A group of bats is a colony and the offspring are pups. Despite a reputation for carrying rabies, bats are extremely beneficial because they control night-flying insect populations, including moths, beetles, termites, flies and mosquitoes, according to the Washington Department of Fish & Wildlife.
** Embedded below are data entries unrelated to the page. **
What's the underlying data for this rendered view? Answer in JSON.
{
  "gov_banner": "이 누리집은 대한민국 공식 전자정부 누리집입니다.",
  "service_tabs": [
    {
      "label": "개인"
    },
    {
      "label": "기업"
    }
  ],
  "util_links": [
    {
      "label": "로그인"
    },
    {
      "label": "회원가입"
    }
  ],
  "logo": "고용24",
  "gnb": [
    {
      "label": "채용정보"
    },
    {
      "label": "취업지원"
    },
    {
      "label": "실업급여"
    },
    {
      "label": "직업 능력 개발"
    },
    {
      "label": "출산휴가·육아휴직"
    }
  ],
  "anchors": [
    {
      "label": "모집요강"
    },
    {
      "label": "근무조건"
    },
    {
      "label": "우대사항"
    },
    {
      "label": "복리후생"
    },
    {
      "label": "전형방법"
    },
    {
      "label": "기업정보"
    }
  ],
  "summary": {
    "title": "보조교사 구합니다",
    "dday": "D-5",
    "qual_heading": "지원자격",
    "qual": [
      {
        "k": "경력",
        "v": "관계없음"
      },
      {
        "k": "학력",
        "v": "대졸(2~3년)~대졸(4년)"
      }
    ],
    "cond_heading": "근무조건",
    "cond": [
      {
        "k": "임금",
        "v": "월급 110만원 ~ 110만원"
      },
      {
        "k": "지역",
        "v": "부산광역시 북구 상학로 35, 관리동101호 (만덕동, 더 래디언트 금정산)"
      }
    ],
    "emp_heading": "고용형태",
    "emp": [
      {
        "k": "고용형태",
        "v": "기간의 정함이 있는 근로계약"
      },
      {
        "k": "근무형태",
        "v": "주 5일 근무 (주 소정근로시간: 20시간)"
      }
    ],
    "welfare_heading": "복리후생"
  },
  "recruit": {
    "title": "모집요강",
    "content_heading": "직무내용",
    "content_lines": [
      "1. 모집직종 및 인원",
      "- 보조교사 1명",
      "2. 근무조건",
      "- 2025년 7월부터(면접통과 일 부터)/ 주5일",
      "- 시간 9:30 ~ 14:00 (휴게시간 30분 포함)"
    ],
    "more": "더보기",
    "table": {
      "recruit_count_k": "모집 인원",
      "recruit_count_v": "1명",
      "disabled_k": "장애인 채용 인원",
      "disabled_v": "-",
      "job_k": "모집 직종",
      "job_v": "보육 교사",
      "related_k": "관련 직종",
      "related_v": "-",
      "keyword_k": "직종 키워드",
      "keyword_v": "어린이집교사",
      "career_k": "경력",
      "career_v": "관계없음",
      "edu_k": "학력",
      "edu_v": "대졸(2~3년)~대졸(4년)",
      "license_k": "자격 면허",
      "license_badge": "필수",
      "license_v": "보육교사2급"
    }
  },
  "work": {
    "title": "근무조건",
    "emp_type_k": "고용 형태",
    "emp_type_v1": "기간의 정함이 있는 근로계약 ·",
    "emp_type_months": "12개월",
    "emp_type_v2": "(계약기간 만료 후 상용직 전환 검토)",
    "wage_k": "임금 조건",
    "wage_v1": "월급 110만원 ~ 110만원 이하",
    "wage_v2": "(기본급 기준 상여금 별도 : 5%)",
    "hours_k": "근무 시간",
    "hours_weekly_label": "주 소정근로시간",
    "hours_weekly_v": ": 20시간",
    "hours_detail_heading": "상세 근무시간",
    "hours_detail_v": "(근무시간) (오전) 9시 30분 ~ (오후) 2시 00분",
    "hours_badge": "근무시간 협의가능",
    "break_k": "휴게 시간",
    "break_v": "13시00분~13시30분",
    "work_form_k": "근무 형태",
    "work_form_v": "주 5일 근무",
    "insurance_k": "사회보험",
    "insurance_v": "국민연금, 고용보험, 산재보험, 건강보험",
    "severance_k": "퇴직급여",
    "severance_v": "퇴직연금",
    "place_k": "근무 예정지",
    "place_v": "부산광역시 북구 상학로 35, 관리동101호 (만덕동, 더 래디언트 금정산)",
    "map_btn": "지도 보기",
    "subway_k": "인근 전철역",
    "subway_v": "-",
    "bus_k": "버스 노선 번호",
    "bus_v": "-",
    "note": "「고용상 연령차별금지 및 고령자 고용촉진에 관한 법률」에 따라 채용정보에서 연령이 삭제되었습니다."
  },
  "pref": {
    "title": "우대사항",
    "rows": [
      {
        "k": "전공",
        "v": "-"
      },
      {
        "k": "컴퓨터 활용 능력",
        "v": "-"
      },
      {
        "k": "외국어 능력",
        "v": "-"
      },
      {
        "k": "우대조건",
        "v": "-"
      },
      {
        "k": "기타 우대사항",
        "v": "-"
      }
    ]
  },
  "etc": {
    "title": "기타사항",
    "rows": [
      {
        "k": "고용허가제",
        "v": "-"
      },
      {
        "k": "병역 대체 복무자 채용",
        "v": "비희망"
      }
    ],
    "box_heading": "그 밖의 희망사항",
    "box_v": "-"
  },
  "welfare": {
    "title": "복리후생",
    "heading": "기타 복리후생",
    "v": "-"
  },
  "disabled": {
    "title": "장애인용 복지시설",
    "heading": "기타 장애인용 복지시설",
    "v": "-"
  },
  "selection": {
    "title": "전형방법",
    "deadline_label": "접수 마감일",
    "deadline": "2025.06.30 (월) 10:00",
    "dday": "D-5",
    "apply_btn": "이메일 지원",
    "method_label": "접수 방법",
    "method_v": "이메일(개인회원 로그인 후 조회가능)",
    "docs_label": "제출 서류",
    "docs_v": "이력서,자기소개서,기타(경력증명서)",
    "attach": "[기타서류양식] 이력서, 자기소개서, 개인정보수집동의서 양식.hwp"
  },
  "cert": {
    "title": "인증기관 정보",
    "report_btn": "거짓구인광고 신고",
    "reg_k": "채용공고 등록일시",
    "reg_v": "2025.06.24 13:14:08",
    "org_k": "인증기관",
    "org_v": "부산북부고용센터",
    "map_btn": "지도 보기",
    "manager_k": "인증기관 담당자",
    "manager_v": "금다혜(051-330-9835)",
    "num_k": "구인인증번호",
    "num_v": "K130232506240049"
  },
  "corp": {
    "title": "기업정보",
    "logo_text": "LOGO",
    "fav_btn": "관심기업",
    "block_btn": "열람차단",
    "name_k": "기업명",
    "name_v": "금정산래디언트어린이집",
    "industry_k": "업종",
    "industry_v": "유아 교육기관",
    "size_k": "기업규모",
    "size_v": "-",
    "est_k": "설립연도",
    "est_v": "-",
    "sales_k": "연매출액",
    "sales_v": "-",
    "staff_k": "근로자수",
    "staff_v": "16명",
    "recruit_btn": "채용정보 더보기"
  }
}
Bats roost in several locations, including hollow trees, buildings, caves or underground, and they establish separate roosts for hibernation and maternity. Roosts protect bats from predators, and hanging upside down from structural roosts facilitates a swift and smooth flight take-off. Some bats hibernate for five or six months, while others migrate to moderate weather regions where food is plentiful. In Washington state, less than one in 20,000 bats contracts rabies.